- [DIRECTIONS]
Please print each entry below exactly as it stands, but without any pictures.

== == ==

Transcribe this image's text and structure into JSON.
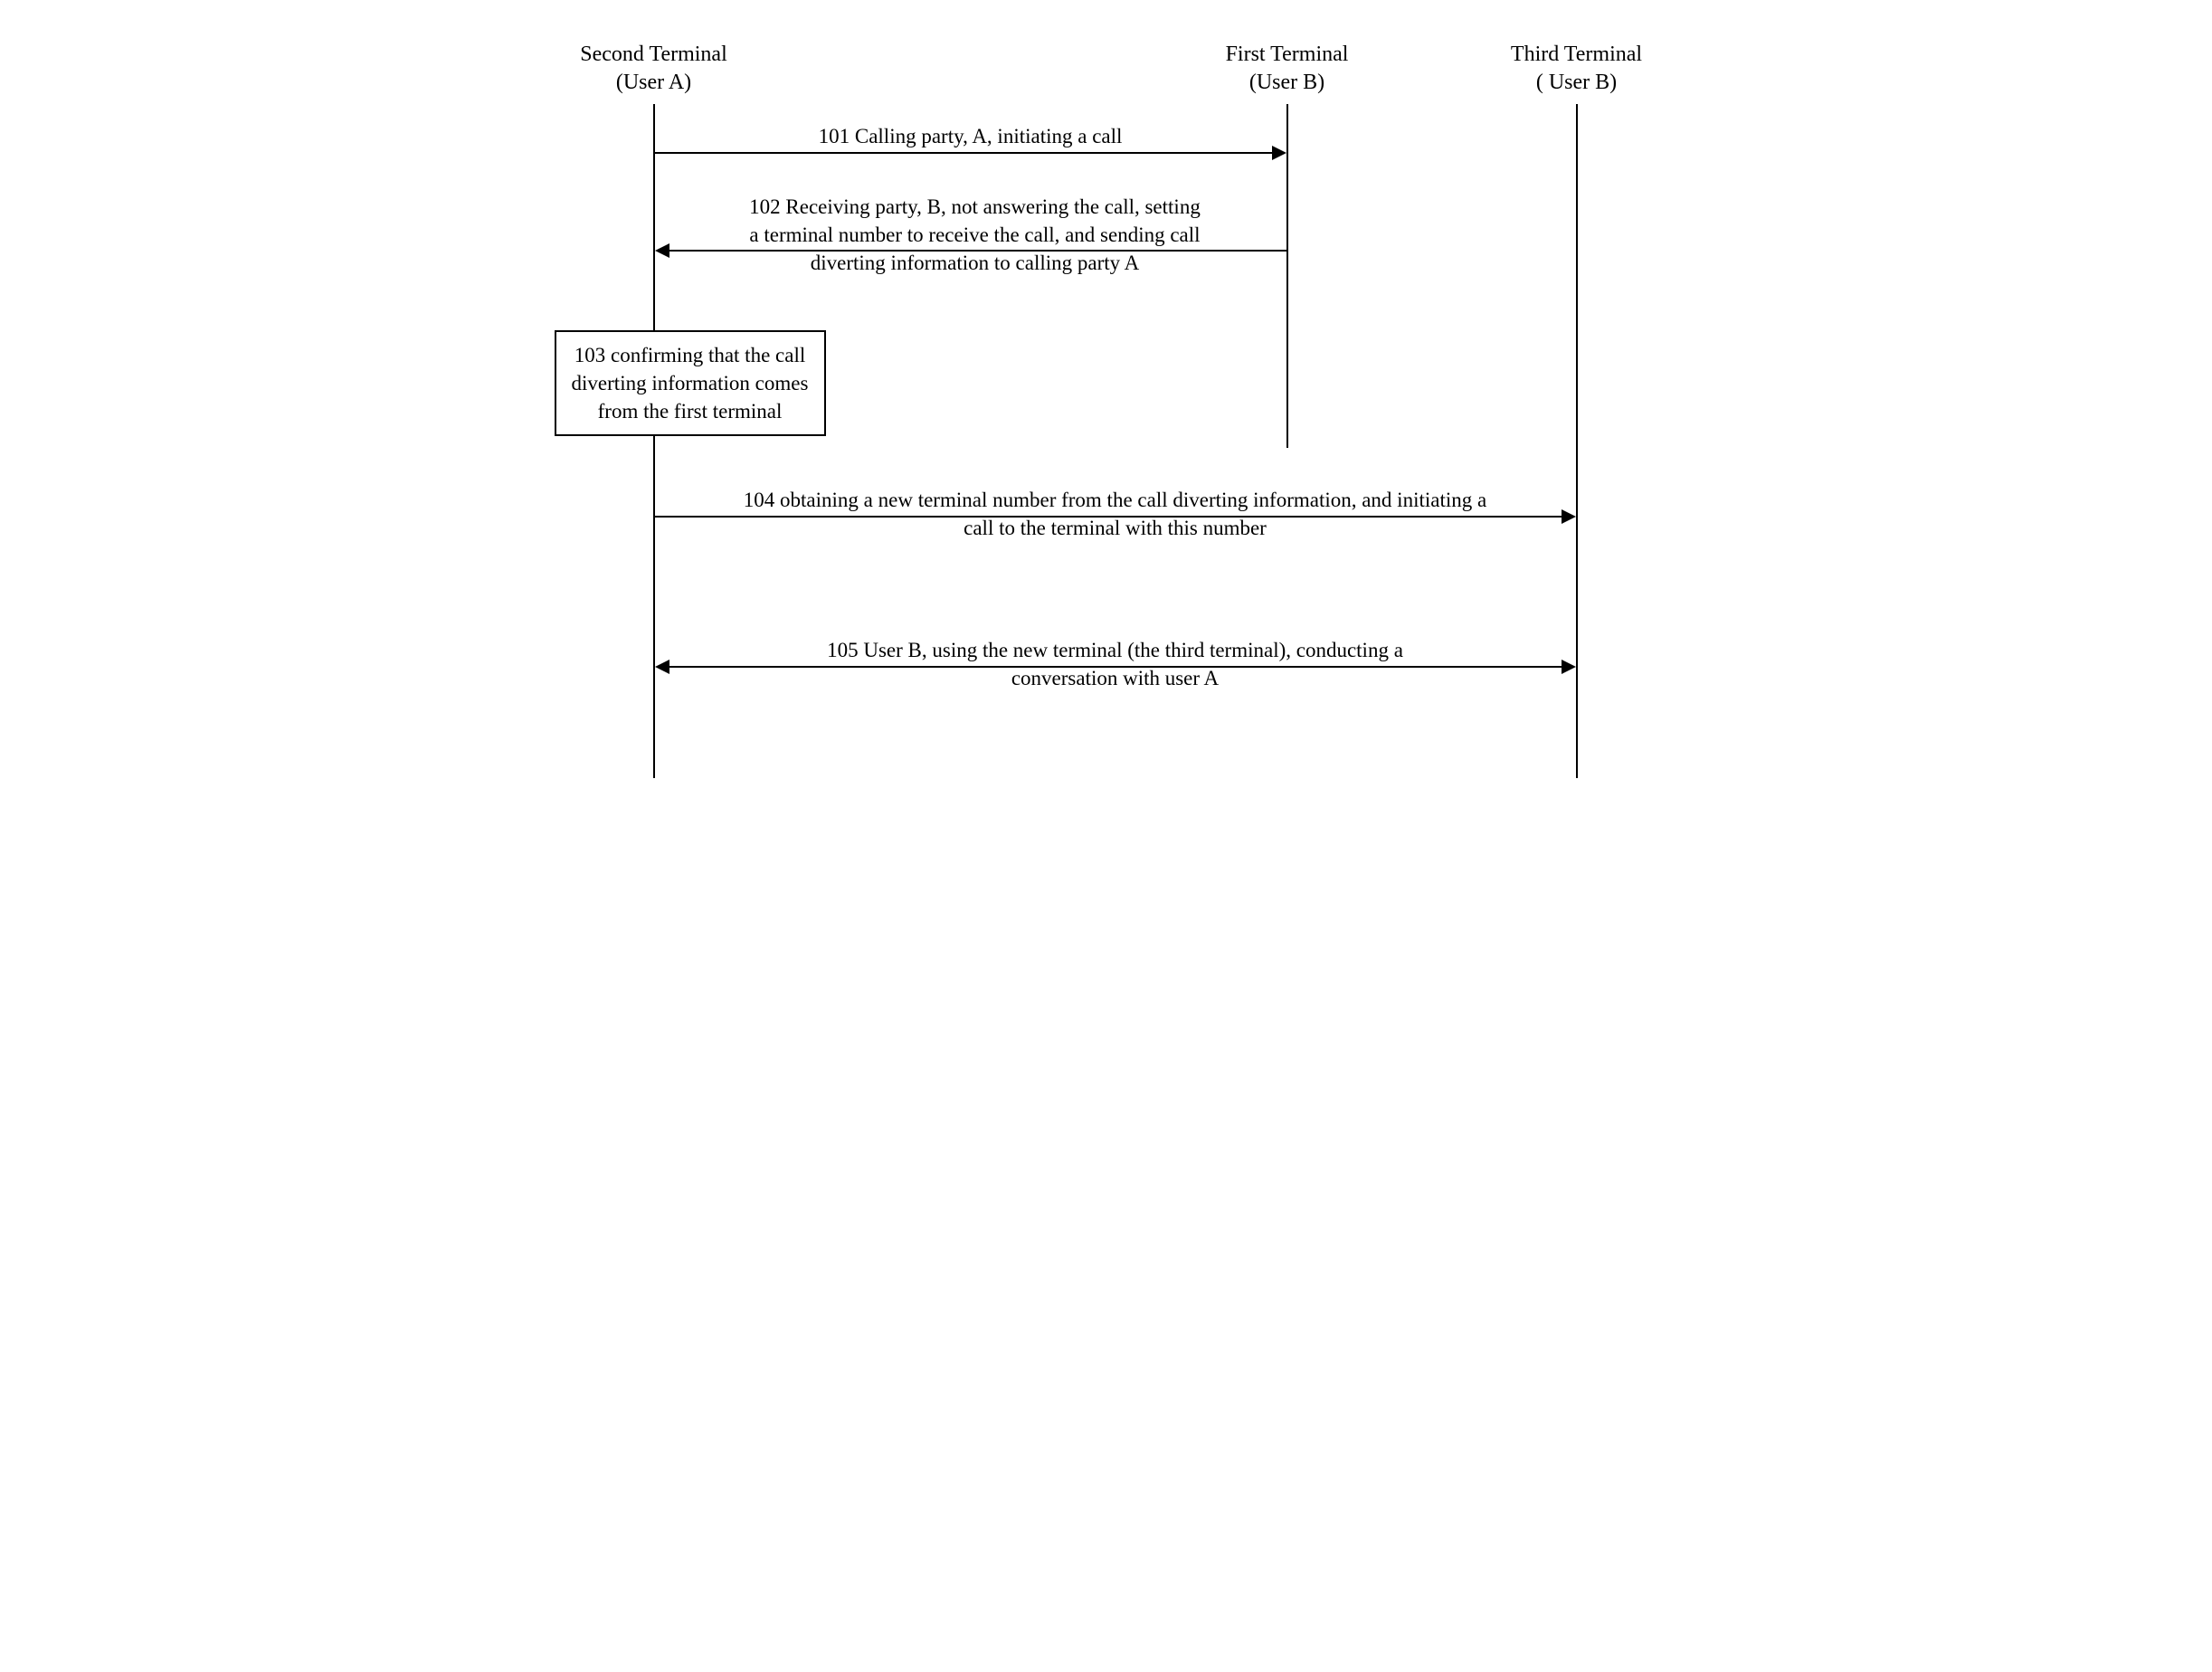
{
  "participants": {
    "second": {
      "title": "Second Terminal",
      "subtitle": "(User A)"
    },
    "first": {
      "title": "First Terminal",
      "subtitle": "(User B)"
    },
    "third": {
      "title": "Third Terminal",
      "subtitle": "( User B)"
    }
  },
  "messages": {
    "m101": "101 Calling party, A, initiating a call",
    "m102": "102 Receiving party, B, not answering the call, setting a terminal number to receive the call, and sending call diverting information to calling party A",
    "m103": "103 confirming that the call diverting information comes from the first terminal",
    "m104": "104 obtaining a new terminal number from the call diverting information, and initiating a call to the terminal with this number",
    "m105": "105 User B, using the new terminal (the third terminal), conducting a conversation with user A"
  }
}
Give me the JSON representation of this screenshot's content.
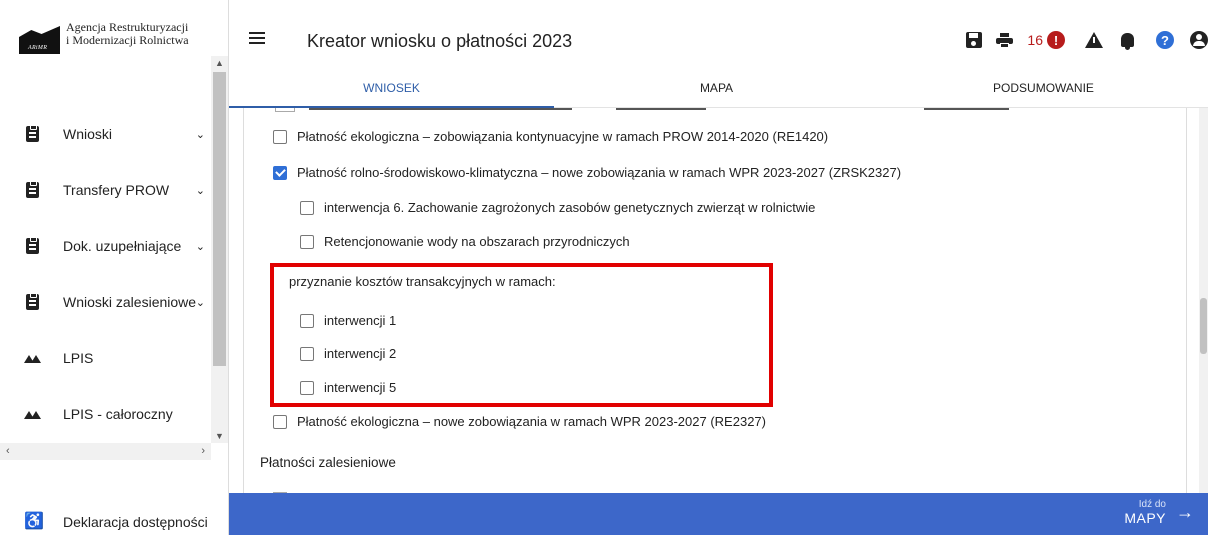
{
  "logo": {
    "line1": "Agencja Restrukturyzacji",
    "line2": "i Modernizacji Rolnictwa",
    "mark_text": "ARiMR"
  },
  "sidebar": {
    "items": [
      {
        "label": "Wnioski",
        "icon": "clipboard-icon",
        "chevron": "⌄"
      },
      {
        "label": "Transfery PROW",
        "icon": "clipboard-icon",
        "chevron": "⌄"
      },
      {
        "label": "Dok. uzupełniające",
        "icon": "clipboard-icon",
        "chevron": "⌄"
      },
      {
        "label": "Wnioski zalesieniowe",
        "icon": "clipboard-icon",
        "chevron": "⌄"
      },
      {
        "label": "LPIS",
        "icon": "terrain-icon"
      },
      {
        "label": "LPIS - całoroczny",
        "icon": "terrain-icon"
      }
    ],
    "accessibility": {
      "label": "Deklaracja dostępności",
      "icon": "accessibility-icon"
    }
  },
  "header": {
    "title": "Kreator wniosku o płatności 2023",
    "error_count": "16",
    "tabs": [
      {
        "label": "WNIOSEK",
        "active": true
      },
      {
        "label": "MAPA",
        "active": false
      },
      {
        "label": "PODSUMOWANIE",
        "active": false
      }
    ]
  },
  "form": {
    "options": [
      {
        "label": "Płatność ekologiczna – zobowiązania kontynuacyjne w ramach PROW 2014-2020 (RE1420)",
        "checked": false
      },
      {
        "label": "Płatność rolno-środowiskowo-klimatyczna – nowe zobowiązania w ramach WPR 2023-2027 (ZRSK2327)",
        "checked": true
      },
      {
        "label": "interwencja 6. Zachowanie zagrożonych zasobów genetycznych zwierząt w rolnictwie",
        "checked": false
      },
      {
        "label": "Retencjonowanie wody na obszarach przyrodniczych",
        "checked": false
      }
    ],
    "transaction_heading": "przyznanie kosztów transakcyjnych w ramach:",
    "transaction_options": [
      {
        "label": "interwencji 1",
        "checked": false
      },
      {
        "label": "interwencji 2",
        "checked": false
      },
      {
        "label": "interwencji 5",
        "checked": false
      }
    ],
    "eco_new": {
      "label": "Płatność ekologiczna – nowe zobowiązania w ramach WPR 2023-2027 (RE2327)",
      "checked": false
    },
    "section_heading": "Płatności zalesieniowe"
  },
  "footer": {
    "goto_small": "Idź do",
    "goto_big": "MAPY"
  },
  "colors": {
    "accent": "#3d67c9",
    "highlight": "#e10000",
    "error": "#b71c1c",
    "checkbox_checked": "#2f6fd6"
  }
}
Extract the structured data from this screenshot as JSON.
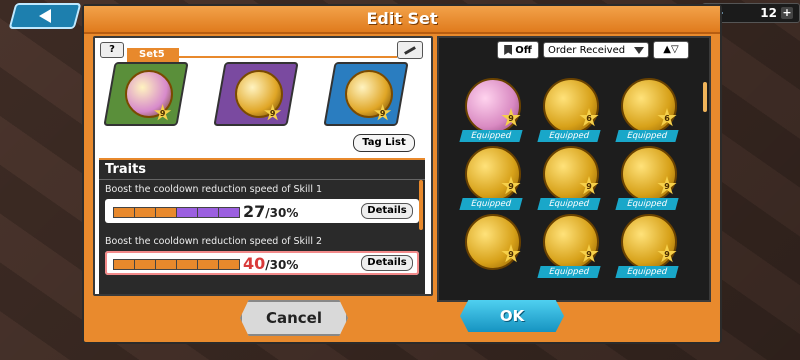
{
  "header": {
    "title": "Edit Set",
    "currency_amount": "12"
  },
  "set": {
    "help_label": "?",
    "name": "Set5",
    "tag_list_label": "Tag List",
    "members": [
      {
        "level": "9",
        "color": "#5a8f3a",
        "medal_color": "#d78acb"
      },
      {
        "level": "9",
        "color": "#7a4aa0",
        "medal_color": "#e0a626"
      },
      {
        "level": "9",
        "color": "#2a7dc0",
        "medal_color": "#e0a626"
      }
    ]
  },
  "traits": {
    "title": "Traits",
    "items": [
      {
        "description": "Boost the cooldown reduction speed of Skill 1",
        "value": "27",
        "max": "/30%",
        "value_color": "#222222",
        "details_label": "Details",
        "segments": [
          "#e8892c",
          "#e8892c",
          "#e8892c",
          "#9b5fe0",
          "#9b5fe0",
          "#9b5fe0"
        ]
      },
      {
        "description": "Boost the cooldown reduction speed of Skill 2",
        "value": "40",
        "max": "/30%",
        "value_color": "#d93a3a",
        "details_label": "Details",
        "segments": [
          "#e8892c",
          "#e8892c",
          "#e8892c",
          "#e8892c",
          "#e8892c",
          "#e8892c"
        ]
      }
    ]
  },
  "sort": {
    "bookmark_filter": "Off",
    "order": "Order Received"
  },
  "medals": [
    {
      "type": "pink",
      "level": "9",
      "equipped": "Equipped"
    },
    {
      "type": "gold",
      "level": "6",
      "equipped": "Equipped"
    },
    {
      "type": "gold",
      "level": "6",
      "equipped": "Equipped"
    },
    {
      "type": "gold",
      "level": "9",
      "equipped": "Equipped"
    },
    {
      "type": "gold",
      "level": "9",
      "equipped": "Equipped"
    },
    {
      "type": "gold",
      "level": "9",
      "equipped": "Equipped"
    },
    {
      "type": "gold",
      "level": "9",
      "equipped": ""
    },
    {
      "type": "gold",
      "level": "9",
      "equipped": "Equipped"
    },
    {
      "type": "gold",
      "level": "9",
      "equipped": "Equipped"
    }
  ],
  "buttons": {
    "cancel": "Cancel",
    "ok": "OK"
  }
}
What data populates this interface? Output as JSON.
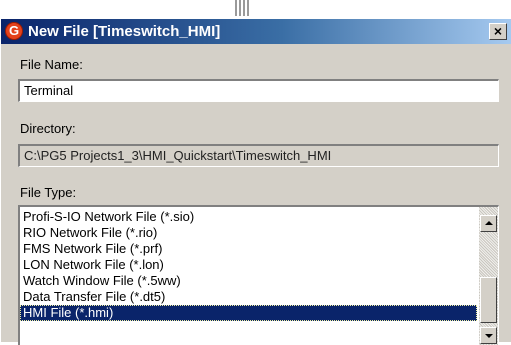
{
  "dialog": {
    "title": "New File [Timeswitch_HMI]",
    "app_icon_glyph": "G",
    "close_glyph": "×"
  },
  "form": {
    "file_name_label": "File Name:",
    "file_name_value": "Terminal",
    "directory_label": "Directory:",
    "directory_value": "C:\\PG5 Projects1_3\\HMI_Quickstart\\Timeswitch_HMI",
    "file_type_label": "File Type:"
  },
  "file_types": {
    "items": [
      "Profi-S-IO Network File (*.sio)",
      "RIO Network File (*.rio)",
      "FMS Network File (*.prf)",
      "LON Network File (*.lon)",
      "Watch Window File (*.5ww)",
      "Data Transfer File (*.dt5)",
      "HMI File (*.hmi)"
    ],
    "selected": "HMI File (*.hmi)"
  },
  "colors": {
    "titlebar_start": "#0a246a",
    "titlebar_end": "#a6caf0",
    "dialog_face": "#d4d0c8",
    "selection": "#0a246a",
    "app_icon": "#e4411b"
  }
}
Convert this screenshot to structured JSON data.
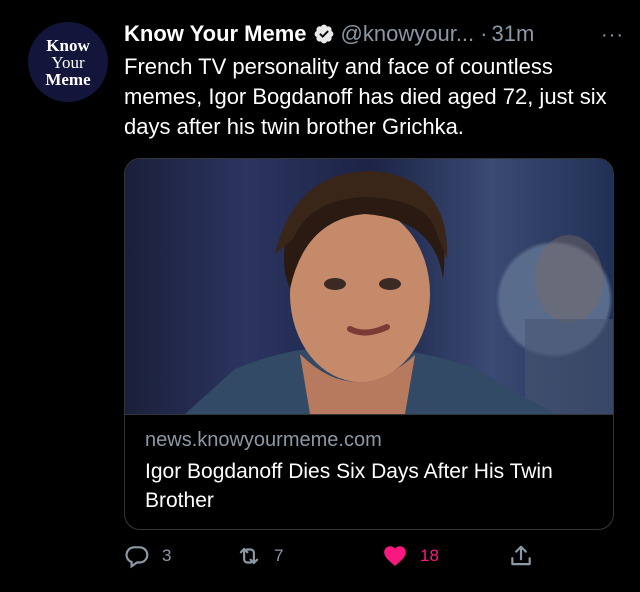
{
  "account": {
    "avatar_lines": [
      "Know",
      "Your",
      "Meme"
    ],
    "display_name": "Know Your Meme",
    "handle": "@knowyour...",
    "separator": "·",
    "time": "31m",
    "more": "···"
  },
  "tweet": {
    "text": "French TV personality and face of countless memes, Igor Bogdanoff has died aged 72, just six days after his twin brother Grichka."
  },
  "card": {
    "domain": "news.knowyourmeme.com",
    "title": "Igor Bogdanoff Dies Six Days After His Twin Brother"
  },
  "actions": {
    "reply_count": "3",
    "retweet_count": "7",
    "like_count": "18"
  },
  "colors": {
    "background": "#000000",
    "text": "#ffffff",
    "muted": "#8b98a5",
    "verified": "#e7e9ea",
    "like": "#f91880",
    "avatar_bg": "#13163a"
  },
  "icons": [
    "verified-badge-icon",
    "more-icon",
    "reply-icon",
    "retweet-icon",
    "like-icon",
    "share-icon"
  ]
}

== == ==

- [RESPONSE]
Transcribe this image's text and structure into JSON.
{
  "participants": {
    "second": {
      "title": "Second Terminal",
      "subtitle": "(User A)"
    },
    "first": {
      "title": "First Terminal",
      "subtitle": "(User B)"
    },
    "third": {
      "title": "Third Terminal",
      "subtitle": "( User B)"
    }
  },
  "messages": {
    "m101": "101 Calling party, A, initiating a call",
    "m102": "102 Receiving party, B, not answering the call, setting a terminal number to receive the call, and sending call diverting information to calling party A",
    "m103": "103 confirming that the call diverting information comes from the first terminal",
    "m104": "104 obtaining a new terminal number from the call diverting information, and initiating a call to the terminal with this number",
    "m105": "105 User B, using the new terminal (the third terminal), conducting a conversation with user A"
  }
}
Give me the JSON representation of this screenshot's content.
{
  "logo": {
    "line1": "Agencja Restrukturyzacji",
    "line2": "i Modernizacji Rolnictwa",
    "mark_text": "ARiMR"
  },
  "sidebar": {
    "items": [
      {
        "label": "Wnioski",
        "icon": "clipboard-icon",
        "chevron": "⌄"
      },
      {
        "label": "Transfery PROW",
        "icon": "clipboard-icon",
        "chevron": "⌄"
      },
      {
        "label": "Dok. uzupełniające",
        "icon": "clipboard-icon",
        "chevron": "⌄"
      },
      {
        "label": "Wnioski zalesieniowe",
        "icon": "clipboard-icon",
        "chevron": "⌄"
      },
      {
        "label": "LPIS",
        "icon": "terrain-icon"
      },
      {
        "label": "LPIS - całoroczny",
        "icon": "terrain-icon"
      }
    ],
    "accessibility": {
      "label": "Deklaracja dostępności",
      "icon": "accessibility-icon"
    }
  },
  "header": {
    "title": "Kreator wniosku o płatności 2023",
    "error_count": "16",
    "tabs": [
      {
        "label": "WNIOSEK",
        "active": true
      },
      {
        "label": "MAPA",
        "active": false
      },
      {
        "label": "PODSUMOWANIE",
        "active": false
      }
    ]
  },
  "form": {
    "options": [
      {
        "label": "Płatność ekologiczna – zobowiązania kontynuacyjne w ramach PROW 2014-2020 (RE1420)",
        "checked": false
      },
      {
        "label": "Płatność rolno-środowiskowo-klimatyczna – nowe zobowiązania w ramach WPR 2023-2027 (ZRSK2327)",
        "checked": true
      },
      {
        "label": "interwencja 6. Zachowanie zagrożonych zasobów genetycznych zwierząt w rolnictwie",
        "checked": false
      },
      {
        "label": "Retencjonowanie wody na obszarach przyrodniczych",
        "checked": false
      }
    ],
    "transaction_heading": "przyznanie kosztów transakcyjnych w ramach:",
    "transaction_options": [
      {
        "label": "interwencji 1",
        "checked": false
      },
      {
        "label": "interwencji 2",
        "checked": false
      },
      {
        "label": "interwencji 5",
        "checked": false
      }
    ],
    "eco_new": {
      "label": "Płatność ekologiczna – nowe zobowiązania w ramach WPR 2023-2027 (RE2327)",
      "checked": false
    },
    "section_heading": "Płatności zalesieniowe"
  },
  "footer": {
    "goto_small": "Idź do",
    "goto_big": "MAPY"
  },
  "colors": {
    "accent": "#3d67c9",
    "highlight": "#e10000",
    "error": "#b71c1c",
    "checkbox_checked": "#2f6fd6"
  }
}
Extract the structured data from this screenshot as JSON.
{
  "header": {
    "title": "Edit Set",
    "currency_amount": "12"
  },
  "set": {
    "help_label": "?",
    "name": "Set5",
    "tag_list_label": "Tag List",
    "members": [
      {
        "level": "9",
        "color": "#5a8f3a",
        "medal_color": "#d78acb"
      },
      {
        "level": "9",
        "color": "#7a4aa0",
        "medal_color": "#e0a626"
      },
      {
        "level": "9",
        "color": "#2a7dc0",
        "medal_color": "#e0a626"
      }
    ]
  },
  "traits": {
    "title": "Traits",
    "items": [
      {
        "description": "Boost the cooldown reduction speed of Skill 1",
        "value": "27",
        "max": "/30%",
        "value_color": "#222222",
        "details_label": "Details",
        "segments": [
          "#e8892c",
          "#e8892c",
          "#e8892c",
          "#9b5fe0",
          "#9b5fe0",
          "#9b5fe0"
        ]
      },
      {
        "description": "Boost the cooldown reduction speed of Skill 2",
        "value": "40",
        "max": "/30%",
        "value_color": "#d93a3a",
        "details_label": "Details",
        "segments": [
          "#e8892c",
          "#e8892c",
          "#e8892c",
          "#e8892c",
          "#e8892c",
          "#e8892c"
        ]
      }
    ]
  },
  "sort": {
    "bookmark_filter": "Off",
    "order": "Order Received"
  },
  "medals": [
    {
      "type": "pink",
      "level": "9",
      "equipped": "Equipped"
    },
    {
      "type": "gold",
      "level": "6",
      "equipped": "Equipped"
    },
    {
      "type": "gold",
      "level": "6",
      "equipped": "Equipped"
    },
    {
      "type": "gold",
      "level": "9",
      "equipped": "Equipped"
    },
    {
      "type": "gold",
      "level": "9",
      "equipped": "Equipped"
    },
    {
      "type": "gold",
      "level": "9",
      "equipped": "Equipped"
    },
    {
      "type": "gold",
      "level": "9",
      "equipped": ""
    },
    {
      "type": "gold",
      "level": "9",
      "equipped": "Equipped"
    },
    {
      "type": "gold",
      "level": "9",
      "equipped": "Equipped"
    }
  ],
  "buttons": {
    "cancel": "Cancel",
    "ok": "OK"
  }
}
What data populates this interface? Output as JSON.
{
  "dialog": {
    "title": "New File [Timeswitch_HMI]",
    "app_icon_glyph": "G",
    "close_glyph": "×"
  },
  "form": {
    "file_name_label": "File Name:",
    "file_name_value": "Terminal",
    "directory_label": "Directory:",
    "directory_value": "C:\\PG5 Projects1_3\\HMI_Quickstart\\Timeswitch_HMI",
    "file_type_label": "File Type:"
  },
  "file_types": {
    "items": [
      "Profi-S-IO Network File (*.sio)",
      "RIO Network File (*.rio)",
      "FMS Network File (*.prf)",
      "LON Network File (*.lon)",
      "Watch Window File (*.5ww)",
      "Data Transfer File (*.dt5)",
      "HMI File (*.hmi)"
    ],
    "selected": "HMI File (*.hmi)"
  },
  "colors": {
    "titlebar_start": "#0a246a",
    "titlebar_end": "#a6caf0",
    "dialog_face": "#d4d0c8",
    "selection": "#0a246a",
    "app_icon": "#e4411b"
  }
}
Convert this screenshot to structured JSON data.
{
  "account": {
    "avatar_lines": [
      "Know",
      "Your",
      "Meme"
    ],
    "display_name": "Know Your Meme",
    "handle": "@knowyour...",
    "separator": "·",
    "time": "31m",
    "more": "···"
  },
  "tweet": {
    "text": "French TV personality and face of countless memes, Igor Bogdanoff has died aged 72, just six days after his twin brother Grichka."
  },
  "card": {
    "domain": "news.knowyourmeme.com",
    "title": "Igor Bogdanoff Dies Six Days After His Twin Brother"
  },
  "actions": {
    "reply_count": "3",
    "retweet_count": "7",
    "like_count": "18"
  },
  "colors": {
    "background": "#000000",
    "text": "#ffffff",
    "muted": "#8b98a5",
    "verified": "#e7e9ea",
    "like": "#f91880",
    "avatar_bg": "#13163a"
  },
  "icons": [
    "verified-badge-icon",
    "more-icon",
    "reply-icon",
    "retweet-icon",
    "like-icon",
    "share-icon"
  ]
}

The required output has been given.